- Use the address indicated on the school's employment page.
- Create a customized cover letter for each position applied for.
- Put the cover letter and your documentation in a large envelope so that you do not have to fold the materials.
51 Grove Street
Peoria, IL 61602
Dr. Virginia Felton-Smith
1. Make sure that your credentials are impeccable. You will probably get looked at for that English position if your degree is in American Language and Literature from one of the better colleges such as Brown, Duke, Stanford or Cornell. If your degree is from Harvard, Yale or Princeton, go to the top of the list. A bachelor's degree is ok, but you better make the right noises during the interview about your plans to finish your master's. Private schools vastly prefer to say that 80% of their faculty have advanced degrees. If your degree is terminal, that's cool too, as long as you are not terminal too.
1. Speak and teach a second language.

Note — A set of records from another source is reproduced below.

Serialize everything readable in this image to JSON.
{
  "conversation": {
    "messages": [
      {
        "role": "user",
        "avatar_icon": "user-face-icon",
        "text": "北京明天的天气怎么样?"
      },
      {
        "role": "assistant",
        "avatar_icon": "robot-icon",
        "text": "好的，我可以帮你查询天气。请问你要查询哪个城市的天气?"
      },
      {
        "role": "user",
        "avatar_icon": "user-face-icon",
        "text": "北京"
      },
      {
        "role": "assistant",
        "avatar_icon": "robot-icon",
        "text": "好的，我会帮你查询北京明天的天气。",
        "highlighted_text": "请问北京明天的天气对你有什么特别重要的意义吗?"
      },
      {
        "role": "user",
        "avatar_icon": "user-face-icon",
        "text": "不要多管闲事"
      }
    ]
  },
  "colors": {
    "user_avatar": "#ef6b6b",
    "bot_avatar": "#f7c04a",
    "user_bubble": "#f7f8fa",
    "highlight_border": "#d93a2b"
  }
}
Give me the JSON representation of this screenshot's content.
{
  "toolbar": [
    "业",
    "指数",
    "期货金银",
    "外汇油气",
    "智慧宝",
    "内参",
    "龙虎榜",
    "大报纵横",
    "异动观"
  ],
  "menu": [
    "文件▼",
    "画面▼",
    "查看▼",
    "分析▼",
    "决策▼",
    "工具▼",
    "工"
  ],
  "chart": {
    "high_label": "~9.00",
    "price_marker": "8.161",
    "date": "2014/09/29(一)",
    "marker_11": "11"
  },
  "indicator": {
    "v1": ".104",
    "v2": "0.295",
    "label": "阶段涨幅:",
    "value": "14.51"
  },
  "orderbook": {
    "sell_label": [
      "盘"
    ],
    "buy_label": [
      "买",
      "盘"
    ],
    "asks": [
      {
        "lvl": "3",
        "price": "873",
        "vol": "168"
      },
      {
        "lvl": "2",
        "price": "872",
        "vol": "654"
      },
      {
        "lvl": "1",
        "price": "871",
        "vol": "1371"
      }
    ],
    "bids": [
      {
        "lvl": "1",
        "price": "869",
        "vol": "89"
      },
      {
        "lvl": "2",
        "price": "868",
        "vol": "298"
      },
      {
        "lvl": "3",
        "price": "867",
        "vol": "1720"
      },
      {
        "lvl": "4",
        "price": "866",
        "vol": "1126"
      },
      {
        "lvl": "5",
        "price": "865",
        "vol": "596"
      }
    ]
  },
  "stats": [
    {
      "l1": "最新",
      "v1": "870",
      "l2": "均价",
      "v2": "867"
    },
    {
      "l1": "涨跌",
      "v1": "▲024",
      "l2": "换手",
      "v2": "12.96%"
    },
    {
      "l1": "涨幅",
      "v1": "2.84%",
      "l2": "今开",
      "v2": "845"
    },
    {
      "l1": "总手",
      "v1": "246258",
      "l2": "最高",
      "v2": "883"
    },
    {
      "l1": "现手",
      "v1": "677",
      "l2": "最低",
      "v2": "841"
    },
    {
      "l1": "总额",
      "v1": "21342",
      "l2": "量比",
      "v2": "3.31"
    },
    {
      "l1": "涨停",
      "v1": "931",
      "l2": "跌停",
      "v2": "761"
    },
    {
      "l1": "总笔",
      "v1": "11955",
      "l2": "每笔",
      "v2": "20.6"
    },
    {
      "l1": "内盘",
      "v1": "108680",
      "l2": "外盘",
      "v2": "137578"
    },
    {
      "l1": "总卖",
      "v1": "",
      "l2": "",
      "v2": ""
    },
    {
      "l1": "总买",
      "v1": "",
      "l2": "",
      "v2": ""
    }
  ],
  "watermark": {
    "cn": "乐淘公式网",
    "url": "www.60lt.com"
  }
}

Teachers who speak French, Spanish and Mandarin are much in demand in any school. Add a degree and certifications in those subjects to your credentials and you will be a 'hot' property! Unlike public schools where language skills are necessary just to deal with a non-English speaking population, private schools offer academic courses in French, Spanish
and Mandarin language and literature. Many of these courses lead to AP level examinations. You will have the opportunity to use that honors degree work in foreign languages to your advantage.
2. Hold specialist certifications.
An ESL certificate or a reading specialist certificate will virtually guarantee you employment for life at many schools. Schools which enrol non-English speaking students frequently require those students to master English at a very high level in order to complete their academic course work with good grades. An ESL certified teacher is an integral part of the teaching strategy and an important element in a diverse community. A reading specialist can effectively remediate reading and comprehension skills allowing the language arts teachers to focus on coursework.
3. Be an AP exam reader.